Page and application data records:
=======

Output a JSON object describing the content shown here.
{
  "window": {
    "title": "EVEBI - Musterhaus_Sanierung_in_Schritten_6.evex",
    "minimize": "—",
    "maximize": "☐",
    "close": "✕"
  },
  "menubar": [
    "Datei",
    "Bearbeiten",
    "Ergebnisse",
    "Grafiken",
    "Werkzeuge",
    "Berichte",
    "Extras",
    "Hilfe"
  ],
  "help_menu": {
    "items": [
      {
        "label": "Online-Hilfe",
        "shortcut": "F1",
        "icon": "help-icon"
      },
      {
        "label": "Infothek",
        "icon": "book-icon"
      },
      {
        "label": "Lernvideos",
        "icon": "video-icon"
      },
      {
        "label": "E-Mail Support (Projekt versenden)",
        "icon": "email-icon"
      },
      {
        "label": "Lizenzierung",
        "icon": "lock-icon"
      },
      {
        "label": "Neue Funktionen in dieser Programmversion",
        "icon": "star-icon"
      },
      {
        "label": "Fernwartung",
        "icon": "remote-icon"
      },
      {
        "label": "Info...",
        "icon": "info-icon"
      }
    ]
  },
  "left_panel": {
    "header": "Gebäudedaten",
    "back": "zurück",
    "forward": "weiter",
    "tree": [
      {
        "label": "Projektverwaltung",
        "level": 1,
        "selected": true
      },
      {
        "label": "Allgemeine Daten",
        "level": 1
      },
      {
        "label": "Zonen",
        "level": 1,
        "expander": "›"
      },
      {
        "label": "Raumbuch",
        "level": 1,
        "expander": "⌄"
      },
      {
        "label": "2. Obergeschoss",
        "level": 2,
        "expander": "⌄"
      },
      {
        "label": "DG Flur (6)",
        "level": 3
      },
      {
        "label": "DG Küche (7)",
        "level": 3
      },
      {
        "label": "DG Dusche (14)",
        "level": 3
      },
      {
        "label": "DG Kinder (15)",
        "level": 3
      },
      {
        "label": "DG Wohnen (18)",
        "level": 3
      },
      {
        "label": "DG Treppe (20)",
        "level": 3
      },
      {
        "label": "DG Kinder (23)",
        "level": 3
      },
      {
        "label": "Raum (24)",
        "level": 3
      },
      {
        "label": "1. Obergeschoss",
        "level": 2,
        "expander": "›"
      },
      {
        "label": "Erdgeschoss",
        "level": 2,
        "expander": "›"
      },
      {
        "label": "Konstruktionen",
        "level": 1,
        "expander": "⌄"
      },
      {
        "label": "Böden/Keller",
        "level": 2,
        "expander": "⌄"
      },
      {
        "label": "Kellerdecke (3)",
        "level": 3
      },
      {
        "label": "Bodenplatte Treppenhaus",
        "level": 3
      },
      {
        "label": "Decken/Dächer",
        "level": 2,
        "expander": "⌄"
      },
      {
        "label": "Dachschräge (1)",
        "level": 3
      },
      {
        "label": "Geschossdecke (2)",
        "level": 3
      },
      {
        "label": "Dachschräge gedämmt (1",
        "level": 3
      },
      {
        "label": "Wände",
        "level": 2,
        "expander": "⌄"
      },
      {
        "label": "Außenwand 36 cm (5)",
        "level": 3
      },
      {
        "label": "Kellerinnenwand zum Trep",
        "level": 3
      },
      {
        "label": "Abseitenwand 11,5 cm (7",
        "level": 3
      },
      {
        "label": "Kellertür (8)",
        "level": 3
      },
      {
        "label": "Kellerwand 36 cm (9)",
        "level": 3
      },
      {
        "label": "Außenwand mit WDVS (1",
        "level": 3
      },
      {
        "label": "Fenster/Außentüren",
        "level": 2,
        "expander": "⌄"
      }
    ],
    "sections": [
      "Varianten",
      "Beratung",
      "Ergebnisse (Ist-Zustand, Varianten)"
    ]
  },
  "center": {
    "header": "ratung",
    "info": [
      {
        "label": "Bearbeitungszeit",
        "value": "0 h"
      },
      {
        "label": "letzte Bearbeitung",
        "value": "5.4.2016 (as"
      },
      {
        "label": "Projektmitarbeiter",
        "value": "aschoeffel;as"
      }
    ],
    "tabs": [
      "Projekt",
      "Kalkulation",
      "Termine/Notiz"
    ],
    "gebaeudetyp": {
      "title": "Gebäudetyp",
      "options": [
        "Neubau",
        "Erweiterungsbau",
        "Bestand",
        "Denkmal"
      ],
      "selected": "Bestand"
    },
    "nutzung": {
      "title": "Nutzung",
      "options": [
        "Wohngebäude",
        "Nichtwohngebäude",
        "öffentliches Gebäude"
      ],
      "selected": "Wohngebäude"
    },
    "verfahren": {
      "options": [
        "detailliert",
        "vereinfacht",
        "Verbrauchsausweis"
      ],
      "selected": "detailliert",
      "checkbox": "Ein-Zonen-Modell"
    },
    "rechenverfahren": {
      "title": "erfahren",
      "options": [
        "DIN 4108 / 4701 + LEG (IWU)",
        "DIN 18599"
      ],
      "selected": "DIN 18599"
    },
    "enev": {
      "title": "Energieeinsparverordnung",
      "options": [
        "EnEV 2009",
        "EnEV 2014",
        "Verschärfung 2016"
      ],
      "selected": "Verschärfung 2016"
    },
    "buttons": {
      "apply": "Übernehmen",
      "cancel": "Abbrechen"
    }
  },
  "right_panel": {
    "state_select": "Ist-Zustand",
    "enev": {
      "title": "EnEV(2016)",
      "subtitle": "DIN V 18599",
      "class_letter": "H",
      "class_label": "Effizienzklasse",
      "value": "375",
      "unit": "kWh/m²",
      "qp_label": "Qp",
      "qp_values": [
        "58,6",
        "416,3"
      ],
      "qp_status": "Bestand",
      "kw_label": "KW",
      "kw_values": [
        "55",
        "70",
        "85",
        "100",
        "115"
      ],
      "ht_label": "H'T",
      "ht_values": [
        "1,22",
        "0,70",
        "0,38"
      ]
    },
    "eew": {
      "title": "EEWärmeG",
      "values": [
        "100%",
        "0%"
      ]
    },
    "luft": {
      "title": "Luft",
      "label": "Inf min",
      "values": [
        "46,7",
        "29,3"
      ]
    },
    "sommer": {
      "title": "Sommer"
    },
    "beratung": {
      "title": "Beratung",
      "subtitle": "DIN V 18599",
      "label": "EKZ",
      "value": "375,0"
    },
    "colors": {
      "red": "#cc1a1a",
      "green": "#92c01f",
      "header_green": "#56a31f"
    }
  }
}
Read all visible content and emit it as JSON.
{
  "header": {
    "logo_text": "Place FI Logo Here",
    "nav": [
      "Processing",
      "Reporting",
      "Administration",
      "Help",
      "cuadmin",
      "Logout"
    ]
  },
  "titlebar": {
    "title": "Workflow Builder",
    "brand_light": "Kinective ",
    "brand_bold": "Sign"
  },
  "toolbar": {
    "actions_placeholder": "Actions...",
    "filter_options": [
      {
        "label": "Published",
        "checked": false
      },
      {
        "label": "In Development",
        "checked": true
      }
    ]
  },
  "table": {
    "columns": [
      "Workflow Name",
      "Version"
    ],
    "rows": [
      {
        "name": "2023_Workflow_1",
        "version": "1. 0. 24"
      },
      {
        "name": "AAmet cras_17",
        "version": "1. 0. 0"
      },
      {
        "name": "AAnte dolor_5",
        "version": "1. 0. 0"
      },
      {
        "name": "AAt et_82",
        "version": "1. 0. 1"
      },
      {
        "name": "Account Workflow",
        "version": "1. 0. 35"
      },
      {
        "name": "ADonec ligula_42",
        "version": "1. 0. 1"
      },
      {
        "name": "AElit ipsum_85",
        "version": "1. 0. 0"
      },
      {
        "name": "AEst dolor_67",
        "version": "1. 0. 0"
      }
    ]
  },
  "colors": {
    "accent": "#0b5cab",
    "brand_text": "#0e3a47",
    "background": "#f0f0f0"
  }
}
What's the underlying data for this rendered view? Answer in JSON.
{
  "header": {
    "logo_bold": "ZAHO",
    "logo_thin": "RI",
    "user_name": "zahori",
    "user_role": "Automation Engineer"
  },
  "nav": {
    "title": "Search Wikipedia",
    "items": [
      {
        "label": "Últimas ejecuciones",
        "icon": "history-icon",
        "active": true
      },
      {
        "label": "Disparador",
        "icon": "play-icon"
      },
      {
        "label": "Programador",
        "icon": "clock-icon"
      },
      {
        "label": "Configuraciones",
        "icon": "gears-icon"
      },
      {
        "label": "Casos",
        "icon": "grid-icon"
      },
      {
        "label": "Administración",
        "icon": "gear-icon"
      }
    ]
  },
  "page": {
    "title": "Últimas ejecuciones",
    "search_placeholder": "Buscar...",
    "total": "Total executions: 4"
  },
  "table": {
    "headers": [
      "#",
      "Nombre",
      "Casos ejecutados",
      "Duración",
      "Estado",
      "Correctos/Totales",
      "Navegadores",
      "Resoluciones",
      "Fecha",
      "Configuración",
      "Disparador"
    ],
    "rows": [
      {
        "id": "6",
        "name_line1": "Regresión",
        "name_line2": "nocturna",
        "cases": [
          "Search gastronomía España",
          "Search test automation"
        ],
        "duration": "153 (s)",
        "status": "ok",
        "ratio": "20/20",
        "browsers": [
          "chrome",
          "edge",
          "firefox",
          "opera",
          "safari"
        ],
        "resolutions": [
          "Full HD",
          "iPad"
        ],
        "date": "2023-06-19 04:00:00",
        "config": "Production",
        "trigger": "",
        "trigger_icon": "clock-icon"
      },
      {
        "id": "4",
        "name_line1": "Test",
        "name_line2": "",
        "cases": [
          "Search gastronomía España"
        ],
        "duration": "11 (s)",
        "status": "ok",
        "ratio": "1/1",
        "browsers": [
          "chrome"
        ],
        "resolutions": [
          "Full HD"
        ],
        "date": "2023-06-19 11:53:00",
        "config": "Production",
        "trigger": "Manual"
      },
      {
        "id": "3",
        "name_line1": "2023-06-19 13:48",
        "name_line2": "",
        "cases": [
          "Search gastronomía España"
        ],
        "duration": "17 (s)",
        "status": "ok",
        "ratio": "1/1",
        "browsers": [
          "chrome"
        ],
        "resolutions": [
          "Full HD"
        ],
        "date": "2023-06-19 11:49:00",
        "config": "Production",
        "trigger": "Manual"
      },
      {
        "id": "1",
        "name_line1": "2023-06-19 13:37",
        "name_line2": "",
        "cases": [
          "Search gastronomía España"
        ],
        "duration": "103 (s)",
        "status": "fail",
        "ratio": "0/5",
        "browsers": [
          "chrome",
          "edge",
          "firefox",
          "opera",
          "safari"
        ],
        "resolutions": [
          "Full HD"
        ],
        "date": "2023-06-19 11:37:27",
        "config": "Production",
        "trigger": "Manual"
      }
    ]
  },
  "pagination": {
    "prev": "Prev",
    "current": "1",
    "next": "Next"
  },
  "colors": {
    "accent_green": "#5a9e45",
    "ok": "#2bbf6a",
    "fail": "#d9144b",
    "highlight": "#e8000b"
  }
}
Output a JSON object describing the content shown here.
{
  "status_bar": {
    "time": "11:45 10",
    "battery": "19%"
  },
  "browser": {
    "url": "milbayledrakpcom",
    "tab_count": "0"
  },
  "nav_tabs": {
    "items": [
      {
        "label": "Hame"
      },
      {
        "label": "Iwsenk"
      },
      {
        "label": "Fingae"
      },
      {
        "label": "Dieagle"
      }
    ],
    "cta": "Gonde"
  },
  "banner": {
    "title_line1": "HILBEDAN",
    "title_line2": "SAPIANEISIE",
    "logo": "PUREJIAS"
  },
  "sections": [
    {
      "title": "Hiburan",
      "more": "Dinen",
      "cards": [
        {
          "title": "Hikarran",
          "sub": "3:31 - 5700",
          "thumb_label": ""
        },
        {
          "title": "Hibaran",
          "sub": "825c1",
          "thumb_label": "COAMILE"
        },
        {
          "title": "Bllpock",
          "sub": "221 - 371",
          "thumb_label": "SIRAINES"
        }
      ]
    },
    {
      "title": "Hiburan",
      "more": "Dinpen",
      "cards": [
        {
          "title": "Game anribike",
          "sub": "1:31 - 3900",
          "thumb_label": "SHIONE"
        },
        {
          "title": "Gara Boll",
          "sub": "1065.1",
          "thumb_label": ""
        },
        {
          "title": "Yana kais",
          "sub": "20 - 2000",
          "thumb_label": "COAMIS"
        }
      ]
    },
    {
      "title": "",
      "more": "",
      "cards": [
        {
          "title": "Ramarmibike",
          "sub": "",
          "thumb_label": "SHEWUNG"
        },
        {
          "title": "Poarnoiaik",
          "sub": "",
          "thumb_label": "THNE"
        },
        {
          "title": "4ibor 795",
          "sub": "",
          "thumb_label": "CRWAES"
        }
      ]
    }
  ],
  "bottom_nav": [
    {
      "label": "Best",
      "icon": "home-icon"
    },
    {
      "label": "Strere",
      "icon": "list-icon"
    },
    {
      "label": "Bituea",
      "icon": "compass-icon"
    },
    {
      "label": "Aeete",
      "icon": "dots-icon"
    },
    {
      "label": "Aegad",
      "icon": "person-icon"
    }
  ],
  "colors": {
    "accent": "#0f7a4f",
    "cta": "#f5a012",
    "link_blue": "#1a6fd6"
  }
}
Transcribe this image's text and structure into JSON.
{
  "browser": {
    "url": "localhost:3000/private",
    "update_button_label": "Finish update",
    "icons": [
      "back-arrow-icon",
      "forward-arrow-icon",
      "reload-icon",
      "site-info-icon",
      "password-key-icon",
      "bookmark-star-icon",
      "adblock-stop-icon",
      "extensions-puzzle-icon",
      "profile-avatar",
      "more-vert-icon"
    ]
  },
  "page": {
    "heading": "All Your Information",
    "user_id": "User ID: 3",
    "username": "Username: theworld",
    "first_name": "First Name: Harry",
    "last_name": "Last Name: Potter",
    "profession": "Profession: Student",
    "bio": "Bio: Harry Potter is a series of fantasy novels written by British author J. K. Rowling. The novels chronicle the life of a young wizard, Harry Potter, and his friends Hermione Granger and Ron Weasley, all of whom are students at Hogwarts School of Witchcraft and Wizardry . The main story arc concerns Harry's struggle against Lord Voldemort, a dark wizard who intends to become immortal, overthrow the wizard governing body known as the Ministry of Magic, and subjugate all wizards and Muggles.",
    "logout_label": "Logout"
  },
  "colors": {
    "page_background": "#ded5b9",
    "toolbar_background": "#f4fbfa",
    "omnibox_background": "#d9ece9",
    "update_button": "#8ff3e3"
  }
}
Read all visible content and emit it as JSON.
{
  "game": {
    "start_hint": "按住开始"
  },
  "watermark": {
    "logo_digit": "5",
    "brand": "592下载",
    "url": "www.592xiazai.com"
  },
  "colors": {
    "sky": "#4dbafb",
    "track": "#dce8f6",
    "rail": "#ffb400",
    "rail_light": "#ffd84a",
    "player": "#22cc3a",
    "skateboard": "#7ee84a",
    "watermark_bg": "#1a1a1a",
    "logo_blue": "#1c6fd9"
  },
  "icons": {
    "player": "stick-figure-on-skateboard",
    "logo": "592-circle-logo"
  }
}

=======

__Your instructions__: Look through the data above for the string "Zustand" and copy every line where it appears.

__Written response__:
      "Ergebnisse (Ist-Zustand, Varianten)"
    "state_select": "Ist-Zustand",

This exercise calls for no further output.